Scan the entries below, and for each line that includes the word "JSON", make a copy.

[Collected data]
+---+
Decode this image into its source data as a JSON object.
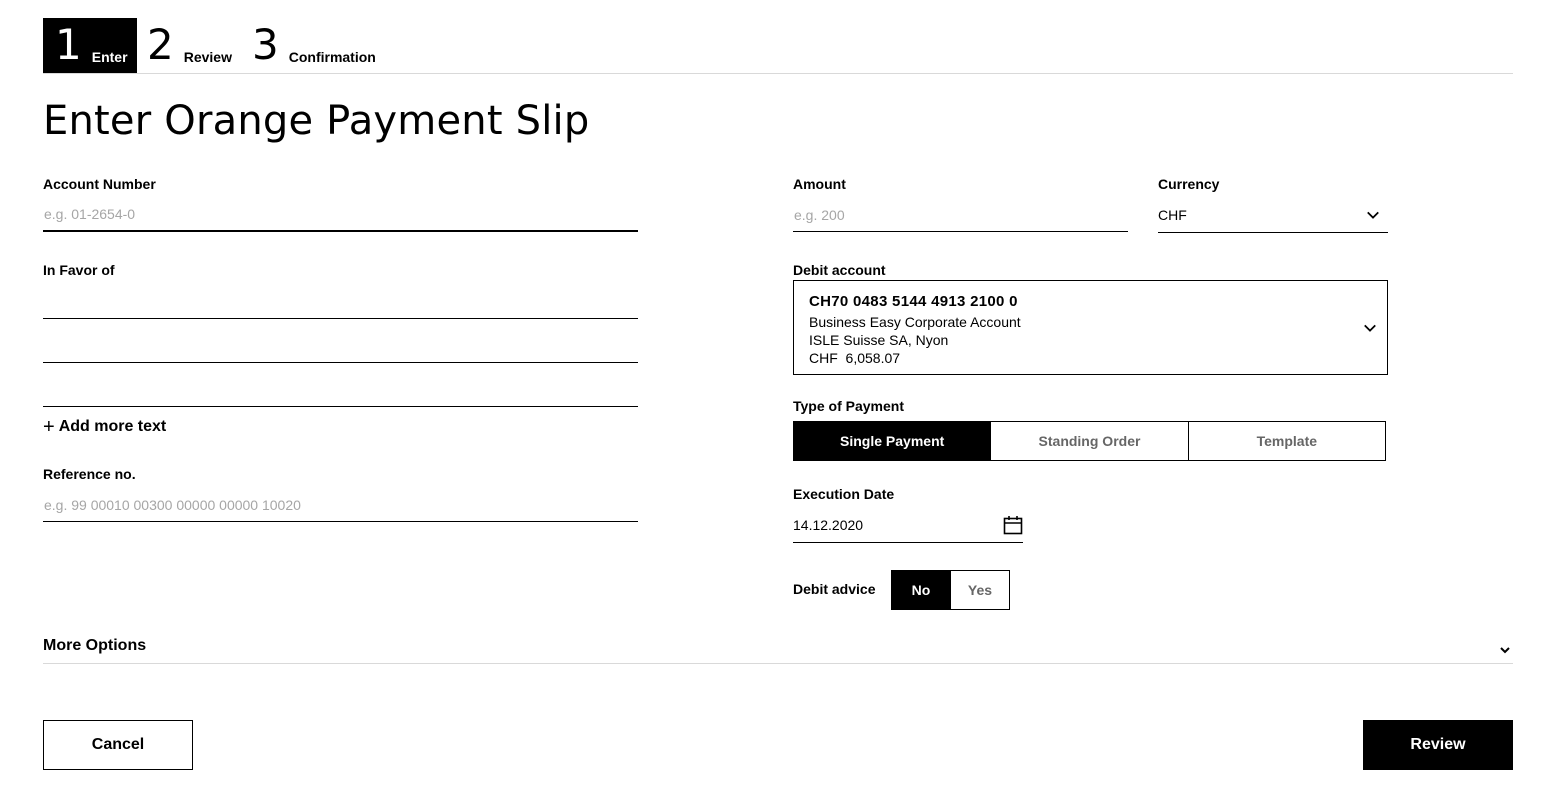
{
  "stepper": {
    "steps": [
      {
        "number": "1",
        "label": "Enter",
        "active": true
      },
      {
        "number": "2",
        "label": "Review",
        "active": false
      },
      {
        "number": "3",
        "label": "Confirmation",
        "active": false
      }
    ]
  },
  "page": {
    "title": "Enter Orange Payment Slip"
  },
  "left": {
    "account_number": {
      "label": "Account Number",
      "placeholder": "e.g. 01-2654-0",
      "value": ""
    },
    "in_favor_of": {
      "label": "In Favor of",
      "lines": [
        "",
        "",
        ""
      ]
    },
    "add_more_text": "Add more text",
    "reference": {
      "label": "Reference no.",
      "placeholder": "e.g. 99 00010 00300 00000 00000 10020",
      "value": ""
    }
  },
  "right": {
    "amount": {
      "label": "Amount",
      "placeholder": "e.g. 200",
      "value": ""
    },
    "currency": {
      "label": "Currency",
      "value": "CHF"
    },
    "debit_account": {
      "label": "Debit account",
      "iban": "CH70 0483 5144 4913 2100 0",
      "name": "Business Easy Corporate Account",
      "holder": "ISLE Suisse SA, Nyon",
      "balance": "CHF  6,058.07"
    },
    "type_of_payment": {
      "label": "Type of Payment",
      "options": [
        "Single Payment",
        "Standing Order",
        "Template"
      ],
      "selected": "Single Payment"
    },
    "execution_date": {
      "label": "Execution Date",
      "value": "14.12.2020"
    },
    "debit_advice": {
      "label": "Debit advice",
      "options": [
        "No",
        "Yes"
      ],
      "selected": "No"
    }
  },
  "more_options": {
    "label": "More Options"
  },
  "actions": {
    "cancel": "Cancel",
    "review": "Review"
  },
  "icons": {
    "chevron": "chevron-down-icon",
    "calendar": "calendar-icon",
    "plus": "plus-icon"
  }
}
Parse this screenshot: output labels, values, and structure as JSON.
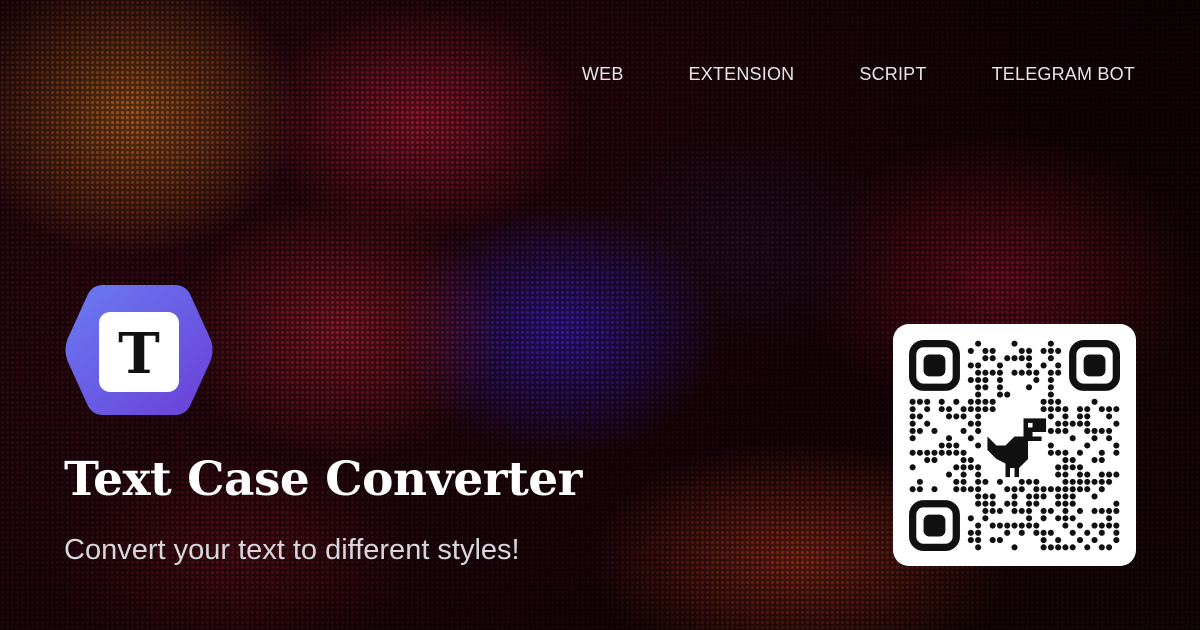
{
  "nav": {
    "items": [
      {
        "label": "WEB"
      },
      {
        "label": "EXTENSION"
      },
      {
        "label": "SCRIPT"
      },
      {
        "label": "TELEGRAM BOT"
      }
    ]
  },
  "logo": {
    "letter": "T",
    "gradient_start": "#6a7cf3",
    "gradient_end": "#6b3fd6",
    "tile_color": "#ffffff"
  },
  "hero": {
    "title": "Text Case Converter",
    "subtitle": "Convert your text to different styles!"
  },
  "qr": {
    "icon": "dinosaur-icon",
    "card_color": "#ffffff",
    "module_color": "#111111"
  }
}
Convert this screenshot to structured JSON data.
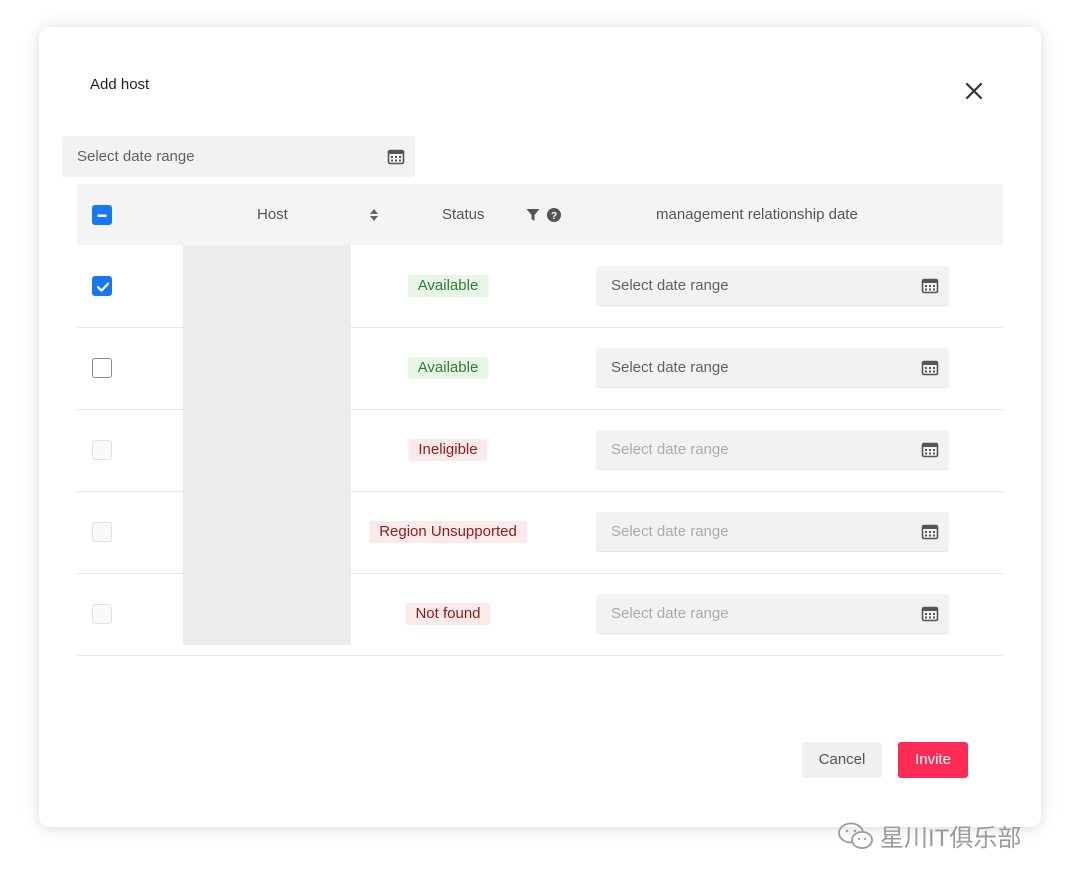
{
  "dialog": {
    "title": "Add host",
    "date_range_placeholder": "Select date range"
  },
  "table": {
    "headers": {
      "host": "Host",
      "status": "Status",
      "date": "management relationship date"
    },
    "rows": [
      {
        "checked": true,
        "disabled": false,
        "status": "Available",
        "status_type": "ok",
        "date_placeholder": "Select date range"
      },
      {
        "checked": false,
        "disabled": false,
        "status": "Available",
        "status_type": "ok",
        "date_placeholder": "Select date range"
      },
      {
        "checked": false,
        "disabled": true,
        "status": "Ineligible",
        "status_type": "bad",
        "date_placeholder": "Select date range"
      },
      {
        "checked": false,
        "disabled": true,
        "status": "Region  Unsupported",
        "status_type": "bad",
        "date_placeholder": "Select date range"
      },
      {
        "checked": false,
        "disabled": true,
        "status": "Not found",
        "status_type": "bad",
        "date_placeholder": "Select date range"
      }
    ]
  },
  "footer": {
    "cancel_label": "Cancel",
    "invite_label": "Invite"
  },
  "watermark": {
    "text": "星川IT俱乐部"
  },
  "colors": {
    "primary": "#fe2c55",
    "checkbox": "#1877f2",
    "status_ok_text": "#2f7d32",
    "status_ok_bg": "#e8f5e6",
    "status_bad_text": "#8b1c1c",
    "status_bad_bg": "#fbeaea"
  },
  "icons": [
    "close-icon",
    "calendar-icon",
    "sort-icon",
    "filter-icon",
    "help-icon",
    "check-icon",
    "wechat-icon"
  ]
}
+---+
EXPECTED ANSWER:
Decode this image into its source data as a JSON object.
Parse this screenshot: output labels, values, and structure as JSON.
Convert this screenshot to structured JSON data.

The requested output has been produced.